After 47 years in the European Union and its predecessor organisations, Britain is set to wade into a post-Brexit future on Friday, 31 January, putting behind it a protracted period of uncertainty that had haunted the country since the EU withdrawal referendum on 23 June 2016.
Britain’s exit from the European Union will finally take formal effect this Friday, on 31 January, at 11 p.m. London time, which is midnight in Brussels, the site of EU headquarters, ending a political battle over Brexit in the UK that has dragged on for more than three years.
The June 2016 EU referendum was closely fought, with 52 percent voting to leave the EU and 48 per cent voting to remain, in a ballot that cut across party and ideological lines.
There’ll be rejoicing in some quarters, and sorrow in others on Brexit day.
As some in Britain perceive leaving the bloc as an assertion of sovereignty, others believe it will end their right to freely work and live in the 27 EU countries and disrupt ties with a sprawling free-trade zone.
As Britain and the EU go their separate ways, sentiments on social media have likewise been split. Many are enthusiastically celebrating the occasion.
For those who voted remain, Brexit day brings sorrow.
After Britain formally exits the EU on 31 January, a transition period will last for the rest of 2020, during which free trade and free movement between Britain and the EU will continue.
The United Kingdom will remain within the bloc’s customs union and single market, abiding by EU rules. During this period negotiations will take place between the UK and Brussels to negotiate a complex new relationship embracing not only trade but a host of other contentious issues.
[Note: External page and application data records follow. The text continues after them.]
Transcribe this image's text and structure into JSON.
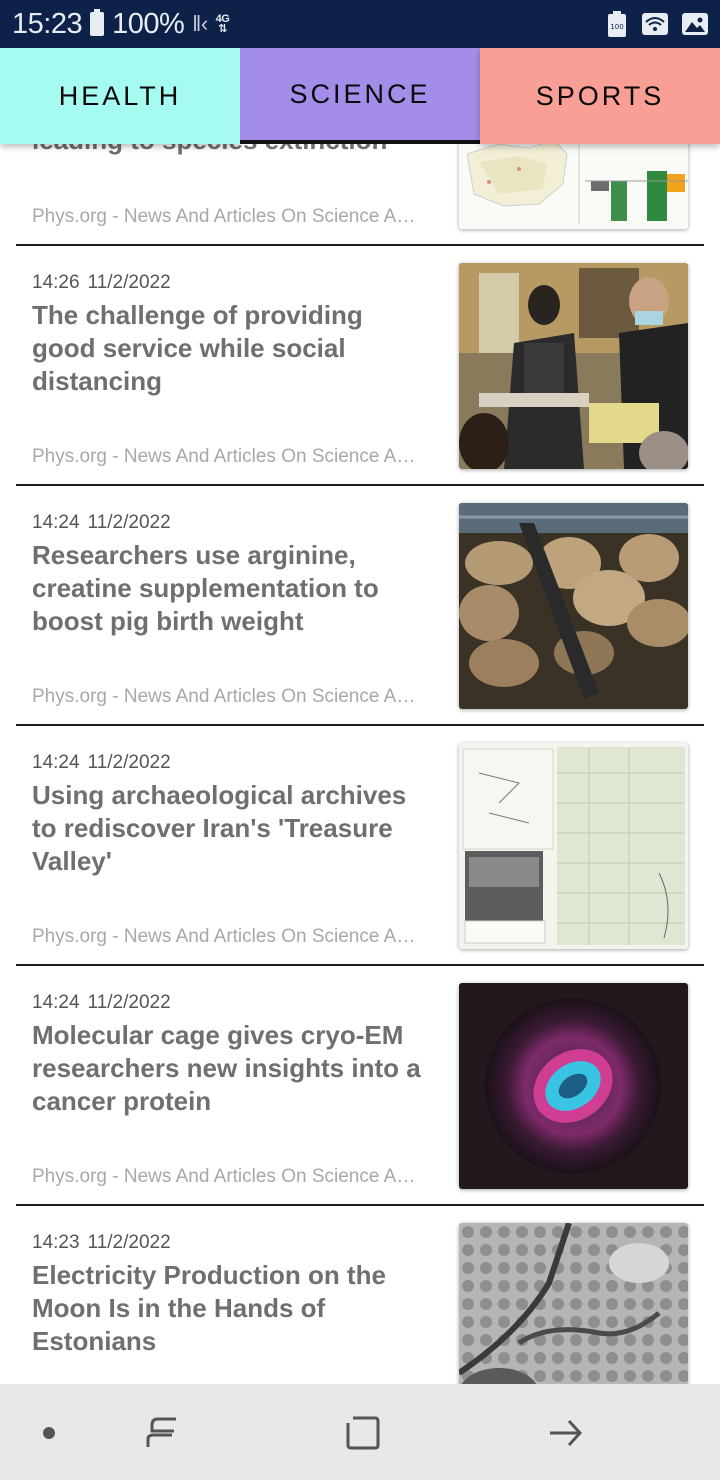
{
  "status_bar": {
    "time": "15:23",
    "battery": "100%",
    "network": "4G",
    "icons": [
      "battery-icon",
      "signal-icon",
      "battery-saver-icon",
      "wifi-icon",
      "image-icon"
    ]
  },
  "tabs": [
    {
      "label": "HEALTH",
      "color": "#a6fbf1",
      "selected": false
    },
    {
      "label": "SCIENCE",
      "color": "#a38de9",
      "selected": true
    },
    {
      "label": "SPORTS",
      "color": "#fa9f96",
      "selected": false
    }
  ],
  "articles": [
    {
      "time": "",
      "date": "",
      "title": "leading to species extinction",
      "source": "Phys.org - News And Articles On Science A…",
      "thumbnail": "map-chart-image"
    },
    {
      "time": "14:26",
      "date": "11/2/2022",
      "title": "The challenge of providing good service while social distancing",
      "source": "Phys.org - News And Articles On Science A…",
      "thumbnail": "waiters-image"
    },
    {
      "time": "14:24",
      "date": "11/2/2022",
      "title": "Researchers use arginine, creatine supplementation to boost pig birth weight",
      "source": "Phys.org - News And Articles On Science A…",
      "thumbnail": "pigs-image"
    },
    {
      "time": "14:24",
      "date": "11/2/2022",
      "title": "Using archaeological archives to rediscover Iran's 'Treasure Valley'",
      "source": "Phys.org - News And Articles On Science A…",
      "thumbnail": "archive-documents-image"
    },
    {
      "time": "14:24",
      "date": "11/2/2022",
      "title": "Molecular cage gives cryo-EM researchers new insights into a cancer protein",
      "source": "Phys.org - News And Articles On Science A…",
      "thumbnail": "cryo-em-image"
    },
    {
      "time": "14:23",
      "date": "11/2/2022",
      "title": "Electricity Production on the Moon Is in the Hands of Estonians",
      "source": "",
      "thumbnail": "moon-surface-image"
    }
  ],
  "nav_bar": {
    "buttons": [
      "dot-icon",
      "recents-icon",
      "home-icon",
      "back-icon"
    ]
  }
}
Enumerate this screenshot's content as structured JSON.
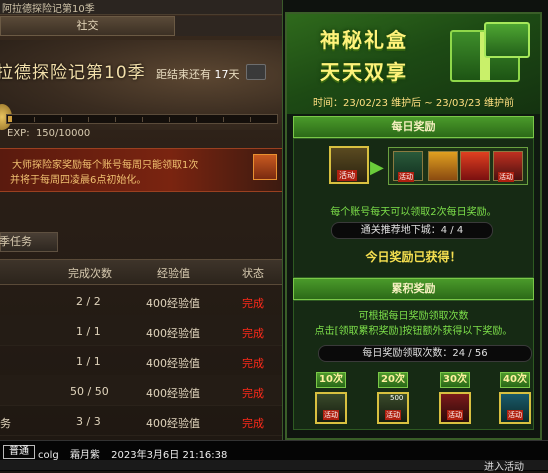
{
  "window": {
    "title": "阿拉德探险记第10季"
  },
  "tabs": [
    {
      "label": "社交"
    }
  ],
  "season": {
    "title": "拉德探险记第10季",
    "countdown_prefix": "距结束还有",
    "countdown_value": "17",
    "countdown_unit": "天",
    "exp_label": "EXP:",
    "exp_value": "150",
    "exp_max": "/10000",
    "exp_fraction": 0.015
  },
  "notice": {
    "line1": "大师探险家奖励每个账号每周只能领取1次",
    "line2": "并将于每周四凌晨6点初始化。"
  },
  "mission_tab": {
    "label": "季任务"
  },
  "table": {
    "headers": [
      "完成次数",
      "经验值",
      "状态"
    ],
    "rows": [
      {
        "count": "2 / 2",
        "exp": "400经验值",
        "status": "完成"
      },
      {
        "count": "1 / 1",
        "exp": "400经验值",
        "status": "完成"
      },
      {
        "count": "1 / 1",
        "exp": "400经验值",
        "status": "完成"
      },
      {
        "count": "50 / 50",
        "exp": "400经验值",
        "status": "完成"
      },
      {
        "count": "3 / 3",
        "exp": "400经验值",
        "status": "完成"
      }
    ],
    "last_row_prefix": "务"
  },
  "event": {
    "title_line1": "神秘礼盒",
    "title_line2": "天天双享",
    "time": "时间：23/02/23 维护后 ~ 23/03/23 维护前",
    "daily": {
      "header": "每日奖励",
      "tag": "活动",
      "info": "每个账号每天可以领取2次每日奖励。",
      "dungeon": "通关推荐地下城：4 / 4",
      "status": "今日奖励已获得！"
    },
    "cumulative": {
      "header": "累积奖励",
      "info_line1": "可根据每日奖励领取次数",
      "info_line2": "点击[领取累积奖励]按钮额外获得以下奖励。",
      "progress": "每日奖励领取次数：24 / 56",
      "tiers": [
        {
          "label": "10次"
        },
        {
          "label": "20次",
          "badge": "500"
        },
        {
          "label": "30次"
        },
        {
          "label": "40次"
        }
      ]
    }
  },
  "chat": {
    "mode": "普通",
    "user": "colg",
    "name": "霜月紫",
    "time": "2023年3月6日 21:16:38",
    "tail": "进入活动"
  },
  "colors": {
    "accent_green": "#7de04a",
    "done_red": "#ff2a1a",
    "title_yellow": "#fff37a"
  }
}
While critics have warned that 11 months is not nearly enough time for Boris Johnson’s government to achieve a deal with the EU, the Prime Minister has ruled out any extension of the transition period.